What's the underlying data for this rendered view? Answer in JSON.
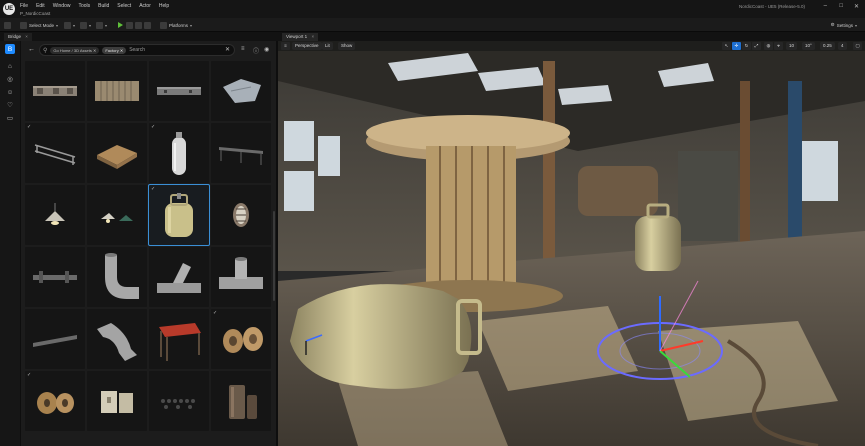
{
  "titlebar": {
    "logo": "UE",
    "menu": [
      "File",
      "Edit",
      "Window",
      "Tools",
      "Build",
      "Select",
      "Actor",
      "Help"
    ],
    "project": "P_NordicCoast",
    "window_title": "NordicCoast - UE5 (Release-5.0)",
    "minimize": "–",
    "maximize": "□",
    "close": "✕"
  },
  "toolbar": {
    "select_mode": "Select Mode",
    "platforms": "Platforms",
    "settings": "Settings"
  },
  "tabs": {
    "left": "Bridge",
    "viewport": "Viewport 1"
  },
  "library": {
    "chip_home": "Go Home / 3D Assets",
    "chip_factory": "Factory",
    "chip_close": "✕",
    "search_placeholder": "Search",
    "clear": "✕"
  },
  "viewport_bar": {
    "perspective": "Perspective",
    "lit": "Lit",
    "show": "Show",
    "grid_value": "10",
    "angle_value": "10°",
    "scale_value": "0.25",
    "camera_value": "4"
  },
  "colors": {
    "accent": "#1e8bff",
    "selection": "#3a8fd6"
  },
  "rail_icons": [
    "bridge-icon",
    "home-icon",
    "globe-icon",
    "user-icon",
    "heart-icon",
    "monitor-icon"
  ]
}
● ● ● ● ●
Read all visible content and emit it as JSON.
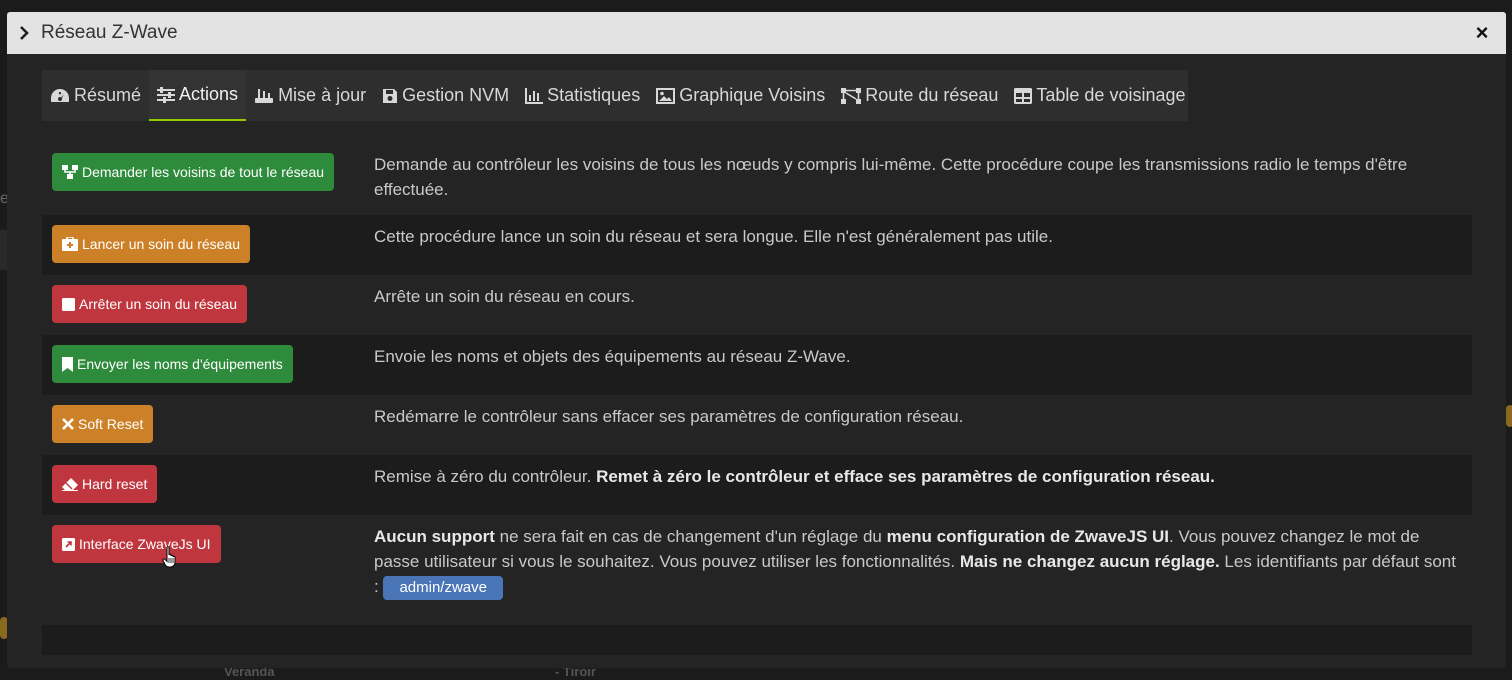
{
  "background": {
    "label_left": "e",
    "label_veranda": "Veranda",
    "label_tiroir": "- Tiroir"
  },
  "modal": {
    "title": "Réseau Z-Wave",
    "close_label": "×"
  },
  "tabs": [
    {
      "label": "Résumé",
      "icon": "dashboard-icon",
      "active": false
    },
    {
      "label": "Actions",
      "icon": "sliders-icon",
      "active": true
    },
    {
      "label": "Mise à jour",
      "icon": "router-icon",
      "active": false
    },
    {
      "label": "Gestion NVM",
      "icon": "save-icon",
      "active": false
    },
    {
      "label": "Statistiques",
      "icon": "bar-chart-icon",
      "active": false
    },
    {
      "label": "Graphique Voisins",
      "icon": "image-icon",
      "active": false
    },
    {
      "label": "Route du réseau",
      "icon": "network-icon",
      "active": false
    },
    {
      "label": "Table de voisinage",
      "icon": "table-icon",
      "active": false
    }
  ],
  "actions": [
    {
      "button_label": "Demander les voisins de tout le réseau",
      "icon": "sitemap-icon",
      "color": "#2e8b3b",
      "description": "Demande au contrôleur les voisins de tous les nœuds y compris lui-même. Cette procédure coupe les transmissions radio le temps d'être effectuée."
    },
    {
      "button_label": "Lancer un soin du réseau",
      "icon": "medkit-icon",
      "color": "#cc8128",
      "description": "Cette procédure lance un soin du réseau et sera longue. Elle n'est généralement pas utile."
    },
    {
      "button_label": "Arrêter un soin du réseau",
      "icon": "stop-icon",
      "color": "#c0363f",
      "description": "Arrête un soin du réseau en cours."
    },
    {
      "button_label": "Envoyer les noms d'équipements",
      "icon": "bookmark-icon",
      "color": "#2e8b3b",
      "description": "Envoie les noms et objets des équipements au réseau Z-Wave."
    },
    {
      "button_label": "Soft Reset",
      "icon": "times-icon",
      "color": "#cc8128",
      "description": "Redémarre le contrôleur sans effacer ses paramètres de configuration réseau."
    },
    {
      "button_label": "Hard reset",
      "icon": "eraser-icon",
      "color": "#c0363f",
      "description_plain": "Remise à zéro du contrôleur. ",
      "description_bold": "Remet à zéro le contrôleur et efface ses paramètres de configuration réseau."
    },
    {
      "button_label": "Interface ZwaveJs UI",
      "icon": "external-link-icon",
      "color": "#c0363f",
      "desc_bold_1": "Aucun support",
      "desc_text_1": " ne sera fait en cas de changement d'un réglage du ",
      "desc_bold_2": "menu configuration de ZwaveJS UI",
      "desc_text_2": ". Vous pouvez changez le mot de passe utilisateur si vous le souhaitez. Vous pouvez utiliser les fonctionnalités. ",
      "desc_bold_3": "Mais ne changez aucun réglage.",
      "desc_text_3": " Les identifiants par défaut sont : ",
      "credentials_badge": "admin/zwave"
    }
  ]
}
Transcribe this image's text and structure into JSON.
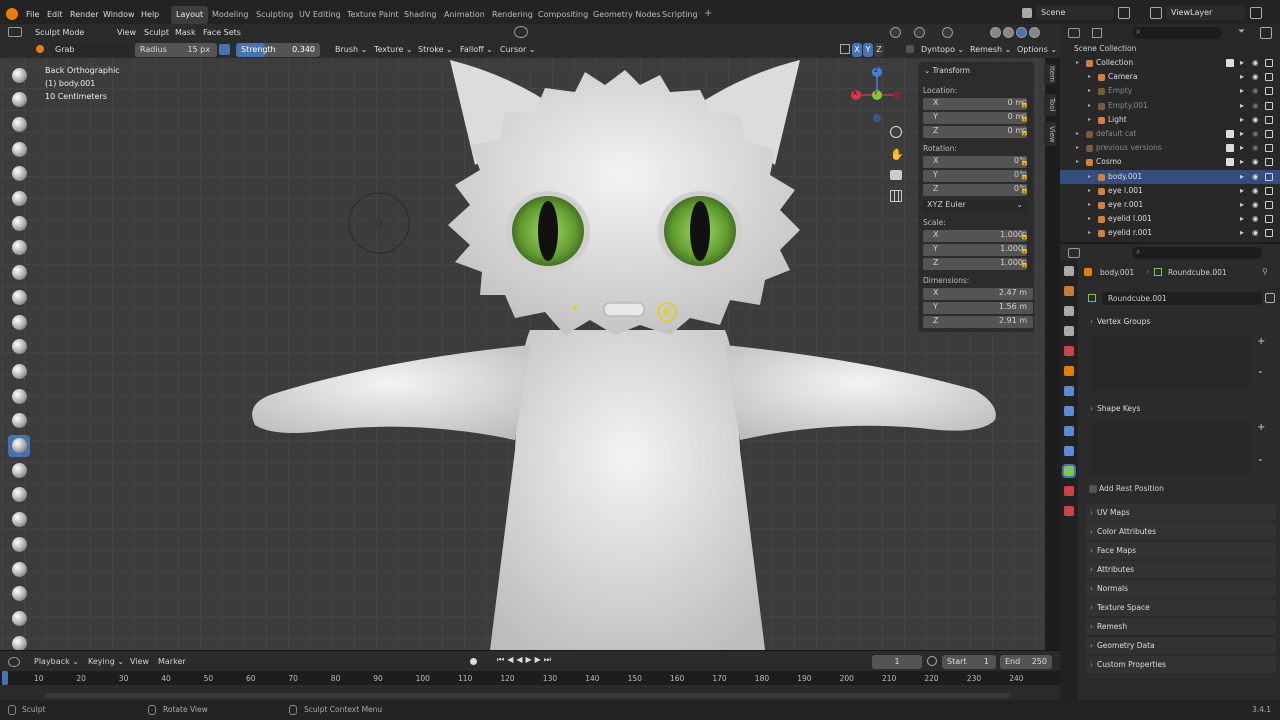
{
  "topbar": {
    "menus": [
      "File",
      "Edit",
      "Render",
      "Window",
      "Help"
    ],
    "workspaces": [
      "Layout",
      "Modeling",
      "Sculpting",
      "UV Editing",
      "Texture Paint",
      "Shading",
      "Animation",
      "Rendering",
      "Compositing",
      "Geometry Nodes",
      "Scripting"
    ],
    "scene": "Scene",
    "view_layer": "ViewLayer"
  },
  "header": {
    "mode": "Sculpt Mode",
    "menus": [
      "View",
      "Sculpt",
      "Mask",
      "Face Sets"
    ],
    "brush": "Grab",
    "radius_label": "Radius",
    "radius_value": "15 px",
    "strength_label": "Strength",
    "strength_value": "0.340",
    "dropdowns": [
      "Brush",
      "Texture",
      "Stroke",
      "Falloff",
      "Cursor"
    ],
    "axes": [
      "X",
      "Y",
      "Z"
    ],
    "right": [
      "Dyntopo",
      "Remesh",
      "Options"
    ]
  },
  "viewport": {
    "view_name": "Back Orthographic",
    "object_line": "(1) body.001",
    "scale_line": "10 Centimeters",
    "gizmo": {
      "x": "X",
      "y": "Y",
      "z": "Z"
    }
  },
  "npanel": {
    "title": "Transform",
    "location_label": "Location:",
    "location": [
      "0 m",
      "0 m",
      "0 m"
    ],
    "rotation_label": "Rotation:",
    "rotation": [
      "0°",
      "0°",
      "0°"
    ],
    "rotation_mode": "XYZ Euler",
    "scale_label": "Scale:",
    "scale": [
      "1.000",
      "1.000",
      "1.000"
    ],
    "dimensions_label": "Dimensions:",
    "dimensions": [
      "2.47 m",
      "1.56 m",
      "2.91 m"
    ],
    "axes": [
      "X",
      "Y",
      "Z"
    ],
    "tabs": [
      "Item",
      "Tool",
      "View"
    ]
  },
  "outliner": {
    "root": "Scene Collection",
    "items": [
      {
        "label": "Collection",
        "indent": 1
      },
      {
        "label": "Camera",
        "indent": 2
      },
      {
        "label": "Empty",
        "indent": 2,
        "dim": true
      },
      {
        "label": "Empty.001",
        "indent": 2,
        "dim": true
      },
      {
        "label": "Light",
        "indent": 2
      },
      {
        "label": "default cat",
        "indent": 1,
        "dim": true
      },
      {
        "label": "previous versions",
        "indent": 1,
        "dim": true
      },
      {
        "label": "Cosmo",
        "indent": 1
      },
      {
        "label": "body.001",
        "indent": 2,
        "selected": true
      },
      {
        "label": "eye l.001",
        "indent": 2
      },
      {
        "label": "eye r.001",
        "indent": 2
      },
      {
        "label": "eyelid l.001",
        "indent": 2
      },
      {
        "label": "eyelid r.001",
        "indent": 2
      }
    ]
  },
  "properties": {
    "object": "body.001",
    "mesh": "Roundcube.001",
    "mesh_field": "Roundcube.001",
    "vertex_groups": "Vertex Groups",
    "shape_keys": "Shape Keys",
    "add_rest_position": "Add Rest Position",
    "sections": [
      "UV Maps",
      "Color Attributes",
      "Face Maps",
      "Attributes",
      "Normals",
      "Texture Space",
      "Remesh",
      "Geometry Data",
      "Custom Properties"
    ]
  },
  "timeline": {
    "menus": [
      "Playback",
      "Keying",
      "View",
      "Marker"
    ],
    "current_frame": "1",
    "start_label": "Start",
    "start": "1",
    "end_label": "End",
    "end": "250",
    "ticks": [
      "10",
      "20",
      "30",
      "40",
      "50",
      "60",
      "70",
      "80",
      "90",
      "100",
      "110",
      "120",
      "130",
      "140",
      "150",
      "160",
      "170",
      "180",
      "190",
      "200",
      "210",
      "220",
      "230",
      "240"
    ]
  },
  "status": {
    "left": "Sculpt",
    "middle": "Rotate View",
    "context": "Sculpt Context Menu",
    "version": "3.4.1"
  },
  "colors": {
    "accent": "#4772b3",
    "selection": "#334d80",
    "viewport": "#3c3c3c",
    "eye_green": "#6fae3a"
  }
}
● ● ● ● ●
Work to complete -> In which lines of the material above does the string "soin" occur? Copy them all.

Answer for the task ->
      "button_label": "Lancer un soin du réseau",
      "description": "Cette procédure lance un soin du réseau et sera longue. Elle n'est généralement pas utile."
      "button_label": "Arrêter un soin du réseau",
      "description": "Arrête un soin du réseau en cours."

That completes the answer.